    At this point, to test the hardware and everything else, I decided to install a new Microsoft Windows Vista Home Premium into the computer from the original DVD.  This went well indicating that the hardware was now working very well.  I then tested the Acronis True Image boot CD on my other computer running the Vista Ultimate, and it booted from the CD with no problems.  I then checked the same CD on this computer running the Vista Home Premium and the CD worked very well on the same CD/DVD ROM drive under the Vista Home Premium.

    It was possible that CD was not seating in the drive well, or there was some kind of accumulated dirt on the CD surface that somehow came off, as the next attempt on booting from the CD succeeded.  Acronis True Image program came up and I loaded the system partition of the bootable backup disk image I had made on March 30, 2018.  This took several hours (170 GB).  I then rebooted the system from this partition.  It worked, and it was May 1, 2018, about 8 days after the original disk drive had stopped working for some reason.

    It took another day or two to copy the backup images of two partitions I had made on April 22, 2018 on the external USB disk drive, onto two partitions on the computer so that I could directly restore files from internal fast disk partitions, instead of the external and slower USB drive.  That worked as well, and the computer was up and running completely as if nothing had happened on May 3, 2018.  Only a few, cross partition installed  software programs (four of them in all) had to be repaired using their original installation CD-ROMs, due to the operating system relabeling the partitions in a different fashion.  No user or system file was ever lost, during all of this.

    I typed this message in, using the computer with its new disk drive.  Everything nicely feels the same...

    -- Yekta

    [P.S.:  A note about dust:  Should you live in an area with neighbors burning sooty materials like wood, coal, etc... for keeping warm or for cooking, you might want to clean the dust in your computer more often.  The very-small carbon particles in the smoke are sucked into the computer by the computer cooling fans and they are deposited on the traces and solder joints of the circuit boards (interface cards, motherboard, etc...) in the computer.  With the moisture (and traces of oil due to home cooking) always present in the air in the households, these very-finely-deposited carbon-rich layers turn into resistors changing the operating parameters of the circuits in the circuit boards, causing the computer to act erratically, sometimes with disasterous results.   This is the reason why I clean the dust in my computers every six-to-eight months.  I do not burn any sooty materials to produce heat, but my neighbors do that quite often...]

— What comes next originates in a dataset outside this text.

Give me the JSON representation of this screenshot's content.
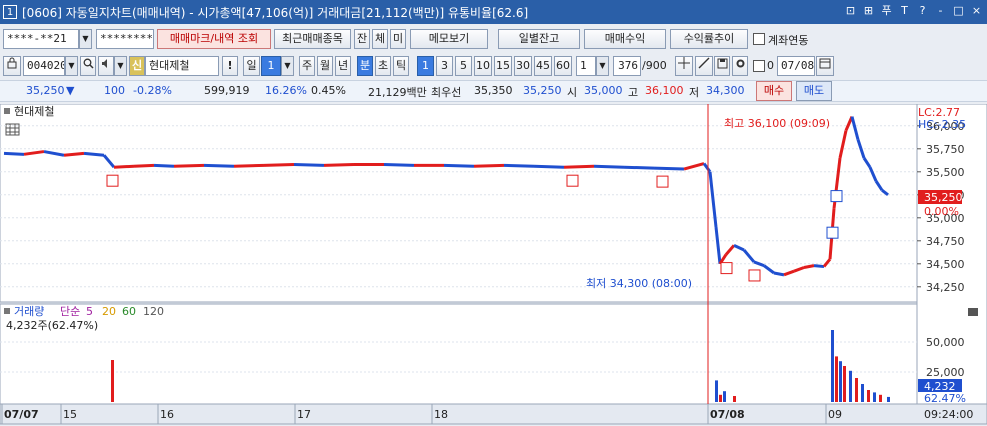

    • Edited by Yekta_Gursel Monday, May 7, 2018 1:20 AM A note about household dust addded at the end.
    Sunday, May 6, 2018 9:42 PM
  • The computer and its software has been working well with no indication of any problems since May 3, 2018.  In the meantime, I have made a needed cable for my audio priority-multiplexer which lets me listen two sources of audio at the same time.  One channel has priority, but its audio source has a lot of quiet passages.  During these quiet passages, the multiplexer plays the second audio channel which is very much like continuous background music.  The switching is accomplished flawlessly, with no annoying "clicks" or "pops". 

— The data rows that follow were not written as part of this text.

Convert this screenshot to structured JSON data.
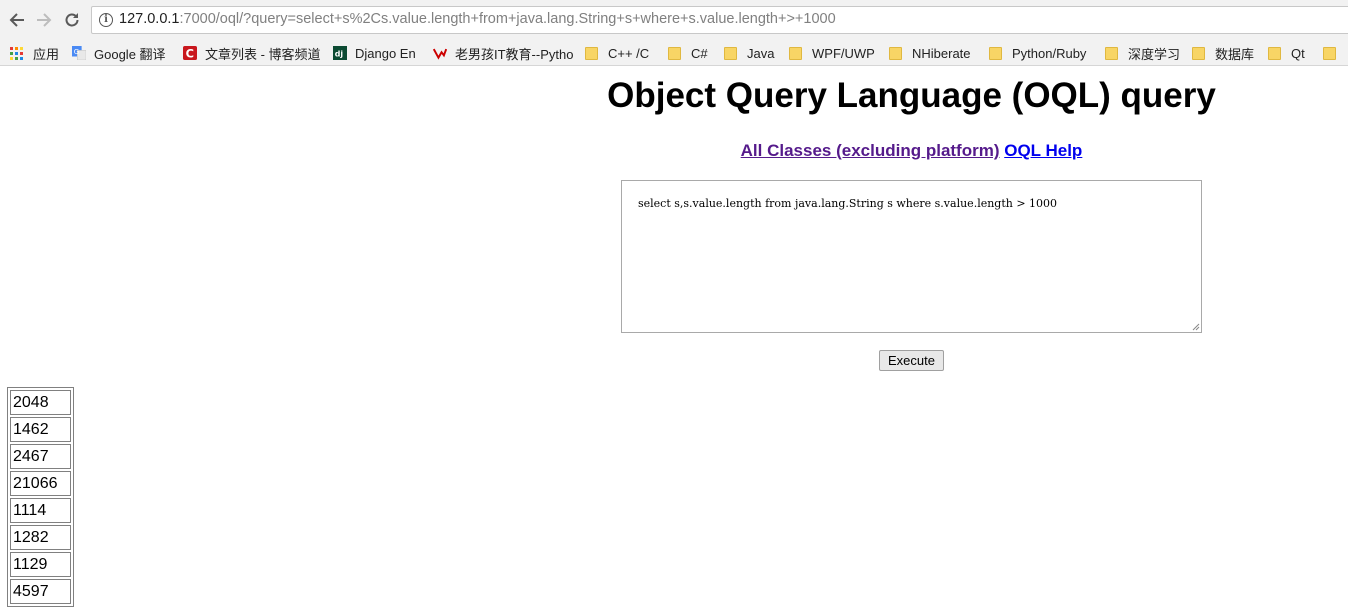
{
  "browser": {
    "url_host": "127.0.0.1",
    "url_rest": ":7000/oql/?query=select+s%2Cs.value.length+from+java.lang.String+s+where+s.value.length+>+1000"
  },
  "bookmarks": [
    {
      "label": "应用",
      "icon": "apps-grid-icon"
    },
    {
      "label": "Google 翻译",
      "icon": "google-translate-icon"
    },
    {
      "label": "文章列表 - 博客频道",
      "icon": "csdn-icon",
      "color": "#c9171d"
    },
    {
      "label": "Django En",
      "icon": "django-icon",
      "color": "#0c4b33"
    },
    {
      "label": "老男孩IT教育--Pytho",
      "icon": "oldboy-icon"
    },
    {
      "label": "C++ /C",
      "icon": "folder-icon"
    },
    {
      "label": "C#",
      "icon": "folder-icon"
    },
    {
      "label": "Java",
      "icon": "folder-icon"
    },
    {
      "label": "WPF/UWP",
      "icon": "folder-icon"
    },
    {
      "label": "NHiberate",
      "icon": "folder-icon"
    },
    {
      "label": "Python/Ruby",
      "icon": "folder-icon"
    },
    {
      "label": "深度学习",
      "icon": "folder-icon"
    },
    {
      "label": "数据库",
      "icon": "folder-icon"
    },
    {
      "label": "Qt",
      "icon": "folder-icon"
    }
  ],
  "page": {
    "title": "Object Query Language (OQL) query",
    "links": {
      "all_classes": "All Classes (excluding platform)",
      "oql_help": "OQL Help"
    },
    "query_text": "select s,s.value.length from java.lang.String s where s.value.length > 1000",
    "execute_label": "Execute"
  },
  "results": [
    "2048",
    "1462",
    "2467",
    "21066",
    "1114",
    "1282",
    "1129",
    "4597"
  ]
}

    The cable worked fine for a while.  Then, the audio-multiplexer "low battery" light started to flicker.  This was somewhat unexpected as the battery was relatively new, and I had not been using the multiplexer much.  I opened up the battery compartment of the multiplexer, and found its Thunderbolt Magnum 9 V, Alkaline battery in a condition I had never seen before.  The battery seemed to be blown apart without any fluid leaks or corrosion.  Its voltage was 7.98 Volts.  The multiplexer was kept in a very cool place, away from any heat sources, and its current consumption was normal.  Its "on/off" switch was taped down in the "off" position during storage and nothing was connected to the multiplexer.  See the picture of the battery below:

    I do not know what caused this, and it happened sometime during April-mid May 2018, as far as I can tell.  I am looking into it...

    -- Yekta

    Tuesday, May 15, 2018 4:28 AM